Researchers at Umeå University's Unit for Global Health have calculated the risk for dengue outbreaks in Europe based on a set of different climate change predictions. Climate change-related temperature variations and overall warmer mean temperatures both have profound growth impacts on the ability of vectors - Aedes aegypti and Aedes albopicturs - to transmit dengue. The Aedes mosquitos, especially Aedes aegypti, are associated with most major dengue epidemics.

"The geographic expansion of dengue viruses and Aedes mosquitos as the carrying vectors is a major global health concern," says Jing Liu-Helmersson, researcher at the Department of Public Health and Clinical Medicine and main author of the article. "In the midst of warming temperatures on the European continent and a number of complex factors such as increased travel and trade, Europe now finds itself at an elevated risk of mosquito-borne epidemics such as dengue fever.

Earlier studies have shown that warming temperatures may increase the geographic spread of tropical and subtropical mosquito-borne viral diseases into temperate areas, such as Europe. The study published in EBioMedicine is the first to look at how increasing mean temperatures and its daily variation correspond with increases in vectorial capacity, i.e. the ability for a mosquito to transmit the disease between humans. Vectorial capacity depends on a number of parameters. In general, warmer temperatures increase virus reproduction and transmission, and the rate in which the female mosquitos bite. As a result, a warmer overall climate extends the seasonal window of opportunity for mosquitos to transmit dengue fever.

In determining the dengue epidemic risk for Europe, the Umeå University researchers studied the effects of temperature on vectorial capacity of Aedes mosquitos. Using historic and present climate data and vector surveillance data as well as various climate change scenarios as basis, the researchers determined dengue epidemic risks in Europe based on modest to severe warming projections.

The study shows that: 
•Current vectorial capacity indicates that dengue epidemics are possible in summer in areas of Southern Europe where Aedes mosquitos are present.
•Future climate change will intensify vectorial capacity and shift the risk areas northward while prolonging the seasonal window.
•By the end of the century, seasonal dengue outbreaks could emerge in much of Europe where Aedes mosquitos are present.

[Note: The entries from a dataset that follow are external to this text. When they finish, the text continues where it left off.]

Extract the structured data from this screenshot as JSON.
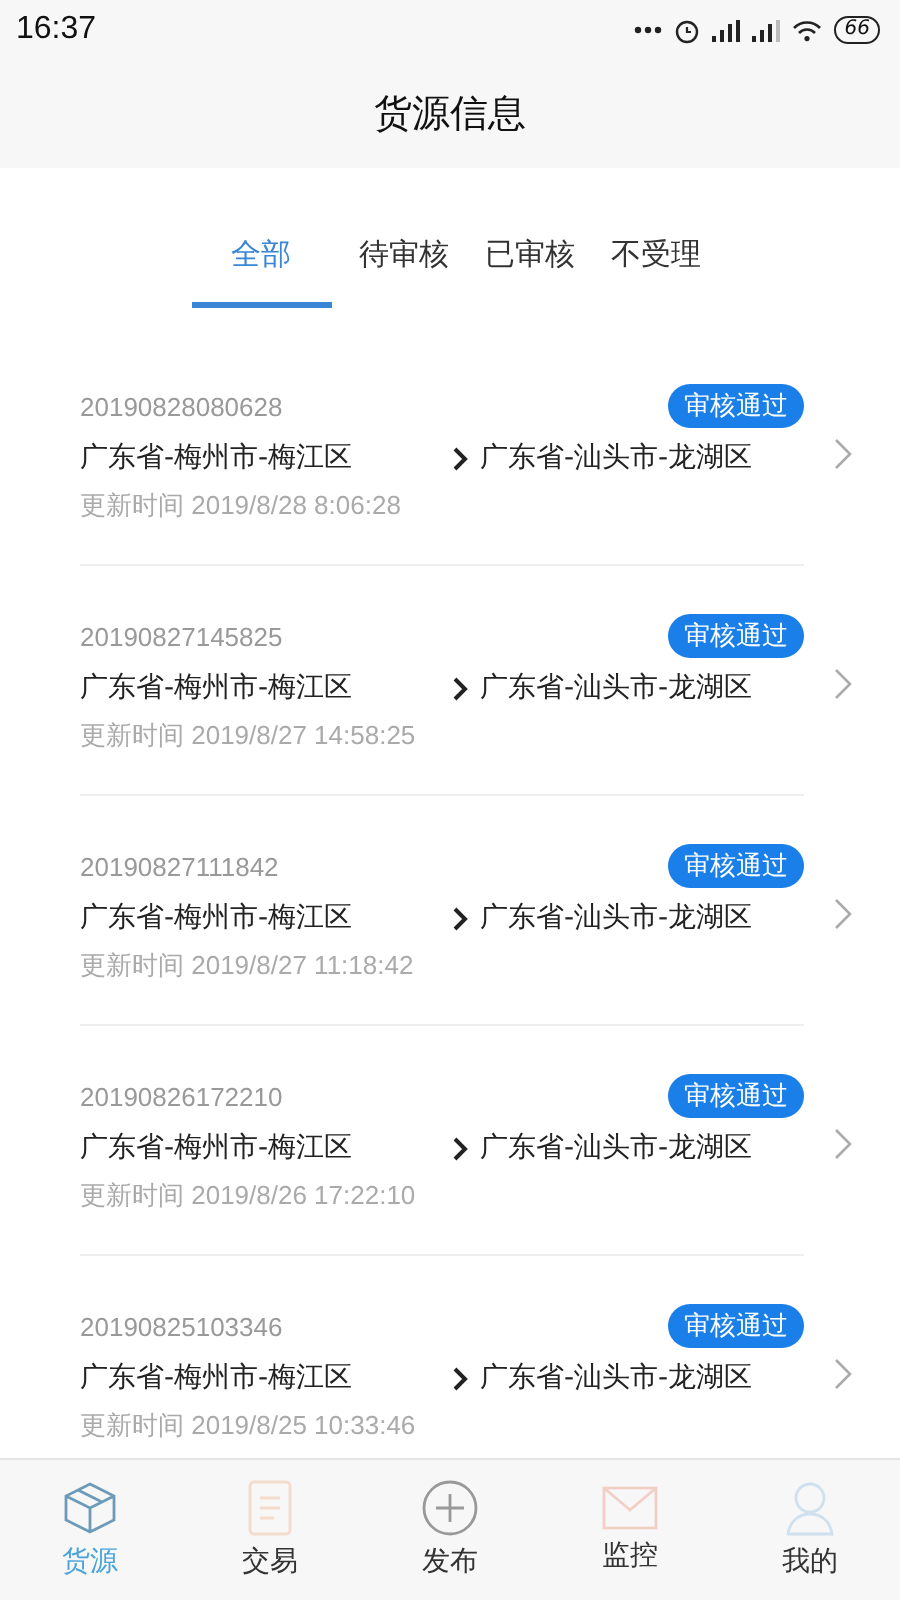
{
  "status_bar": {
    "time": "16:37",
    "battery": "66"
  },
  "header": {
    "title": "货源信息"
  },
  "tabs": [
    {
      "label": "全部",
      "selected": true
    },
    {
      "label": "待审核",
      "selected": false
    },
    {
      "label": "已审核",
      "selected": false
    },
    {
      "label": "不受理",
      "selected": false
    }
  ],
  "orders": [
    {
      "id": "20190828080628",
      "status": "审核通过",
      "from": "广东省-梅州市-梅江区",
      "to": "广东省-汕头市-龙湖区",
      "updated": "更新时间 2019/8/28 8:06:28"
    },
    {
      "id": "20190827145825",
      "status": "审核通过",
      "from": "广东省-梅州市-梅江区",
      "to": "广东省-汕头市-龙湖区",
      "updated": "更新时间 2019/8/27 14:58:25"
    },
    {
      "id": "20190827111842",
      "status": "审核通过",
      "from": "广东省-梅州市-梅江区",
      "to": "广东省-汕头市-龙湖区",
      "updated": "更新时间 2019/8/27 11:18:42"
    },
    {
      "id": "20190826172210",
      "status": "审核通过",
      "from": "广东省-梅州市-梅江区",
      "to": "广东省-汕头市-龙湖区",
      "updated": "更新时间 2019/8/26 17:22:10"
    },
    {
      "id": "20190825103346",
      "status": "审核通过",
      "from": "广东省-梅州市-梅江区",
      "to": "广东省-汕头市-龙湖区",
      "updated": "更新时间 2019/8/25 10:33:46"
    }
  ],
  "bottom_nav": [
    {
      "label": "货源",
      "kind": "box",
      "selected": true
    },
    {
      "label": "交易",
      "kind": "document",
      "selected": false
    },
    {
      "label": "发布",
      "kind": "plus",
      "selected": false
    },
    {
      "label": "监控",
      "kind": "envelope",
      "selected": false
    },
    {
      "label": "我的",
      "kind": "person",
      "selected": false
    }
  ]
}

The Umeå University researchers argue that Aedes mosquitos are likely to become a fixture in Europe, based on several factors. Historically, Aedes mosquitos were present in many European countries during the first half of the 1900s. The main dengue vector - Aedes aegypti - has recently been documented in Russia and Georgia. And current surveillance indicate that the secondary dengue vector, Aedes albopictus, are present in much of Southern Europe and as far north as the Netherlands.

"The 2012-2013 dengue outbreak in Madeira was a wakeup call for Europe to act," says Liu-Helmersson. "More effective vector control will certainly be crucial to reduce the risk of dengue in Europe. But this is not as easy as it sounds. In Singapore, for example, is proving difficult to control Aedes mosquitos even with readily available resources. More importantly, however, our findings illustrate that mitigating greenhouse gas emissions to curb global warming will be just as crucial."

Source: Umea University

Hide comments

Comments

  • Allowed HTML tags: <em> <strong> <blockquote> <br> <p>

Plain text

  • No HTML tags allowed.
  • Web page addresses and e-mail addresses turn into links automatically.
  • Lines and paragraphs break automatically.
Publish